Forgiveness is just one piece of the puzzle, Sharon said. There are other layers of healing that are done when we move forward, towards our purpose.

“People I work with frequently find ways to reach out to others,” Sharon said. “They might become an advocate, go into the counseling profession, or become an activist of some sort. It’s their voice that comes out – as they reclaim their own power, they stand up for someone they never noticed before. They frequently come out of their experience with a deeply personal desire to do meaningful things.”

Another path to forgiveness is working through the pain with others. “The beautiful part of a group,” said Sharon, “is it brings a unanimity to their experience and normalizes it. They learn it’s happened to someone else. They can talk about all the tangled emotions they’re dealing with in the group, because here others truly understand. The group lets you hear your own voice, and be able to interact with others. You receive validation that you CAN feel happiness again when you forgive yourself.”

When a person can get to the point of forgiveness, there’s a release, said Sharon. “They don’t have that heavy weight on them. They can breathe again. That other person doesn’t hold power over them anymore.” If an incident was perpetrated by a family member or someone they knew, with forgiveness comes a sense that person doesn’t really matter to them anymore. They can make decisions on whether they want to be around that person or not.

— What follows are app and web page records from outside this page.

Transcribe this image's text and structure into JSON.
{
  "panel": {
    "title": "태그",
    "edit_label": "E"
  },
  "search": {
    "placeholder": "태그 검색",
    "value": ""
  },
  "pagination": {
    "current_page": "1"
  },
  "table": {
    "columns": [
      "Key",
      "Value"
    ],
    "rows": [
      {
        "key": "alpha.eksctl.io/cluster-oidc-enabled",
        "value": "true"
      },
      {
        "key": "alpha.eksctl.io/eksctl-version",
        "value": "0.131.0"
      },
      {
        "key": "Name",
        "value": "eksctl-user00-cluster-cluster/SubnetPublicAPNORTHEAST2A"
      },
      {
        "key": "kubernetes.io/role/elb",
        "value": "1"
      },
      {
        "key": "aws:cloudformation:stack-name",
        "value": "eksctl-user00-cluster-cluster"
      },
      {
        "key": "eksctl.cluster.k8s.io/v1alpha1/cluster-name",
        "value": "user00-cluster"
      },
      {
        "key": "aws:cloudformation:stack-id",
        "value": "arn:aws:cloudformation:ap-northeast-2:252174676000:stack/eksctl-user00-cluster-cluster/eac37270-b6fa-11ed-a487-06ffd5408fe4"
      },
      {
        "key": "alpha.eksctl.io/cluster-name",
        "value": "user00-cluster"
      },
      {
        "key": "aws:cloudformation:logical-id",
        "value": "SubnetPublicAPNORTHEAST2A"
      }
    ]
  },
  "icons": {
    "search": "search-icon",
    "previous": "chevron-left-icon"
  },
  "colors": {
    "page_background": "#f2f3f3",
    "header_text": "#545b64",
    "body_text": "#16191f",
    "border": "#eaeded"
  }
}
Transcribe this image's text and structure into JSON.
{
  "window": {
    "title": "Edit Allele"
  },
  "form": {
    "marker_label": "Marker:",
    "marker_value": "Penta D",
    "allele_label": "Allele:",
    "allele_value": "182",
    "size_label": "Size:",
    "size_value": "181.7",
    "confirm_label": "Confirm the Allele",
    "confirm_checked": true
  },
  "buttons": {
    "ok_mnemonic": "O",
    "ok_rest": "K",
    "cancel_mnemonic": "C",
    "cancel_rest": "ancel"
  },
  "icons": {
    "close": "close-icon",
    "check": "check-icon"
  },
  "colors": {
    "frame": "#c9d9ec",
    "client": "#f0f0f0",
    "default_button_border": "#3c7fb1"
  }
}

As we head into the holiday season and family gatherings, Sharon said, it’s important to be mindful of old patterns that could trigger old memories. Even if it wasn’t a family member or trusted family friend who abused you, did the family believe you? No matter what the old patterns might have been, Sharon suggests creating new solutions.

“You can choose where you sit, and whether you decide to engage in a discussion with a particular person. Take a break, and go for a walk outside. If you change your mind and simply don’t want to be there, you have the power to leave early.”

While you’re reinforcing your own healthy boundaries, Sharon suggested helping the younger members of the family develop a positive sense of self, too. Instead of just hugging and kissing the kids, ask them first if it’s OK. Remind even the little ones that it’s their body, and they can hug and touch who they want.

While the holidays can be a mine field, when we reinforce good boundaries, they can also remind us how far we’ve come. “People need to know it’s possible,” Sharon said. “People get caught in, ‘I’m never going to heal – this is my life and it’s not going to get any better.’ People need to know there’s hope.”

To see and hear more stories of hope and healing, Our VOICE invites you to their 16th Annual Survivors’ Arts Show on November 9th from 5-9pm at the Blue Spiral 1 Gallery at 38 Biltmore Avenue, Asheville, NC 28801. The event is free and open to the public.

The Our VOICE Crisis Line has someone to talk with you 24/7 at (828) 255-7576. Find more resources on their website at

Author, Emmy-winner and psychic medium Jonna Rae Bartges is a frequent WNC Woman contributor. Tap into your natural intuitive ability at her Practical Spirituality 101 class Nov. 11 & 12; nurses receive 14-16 CNE contact hours. For a consultation or to register for the workshop, visit

Jonna Rae Bartges
Written by Jonna Rae Bartges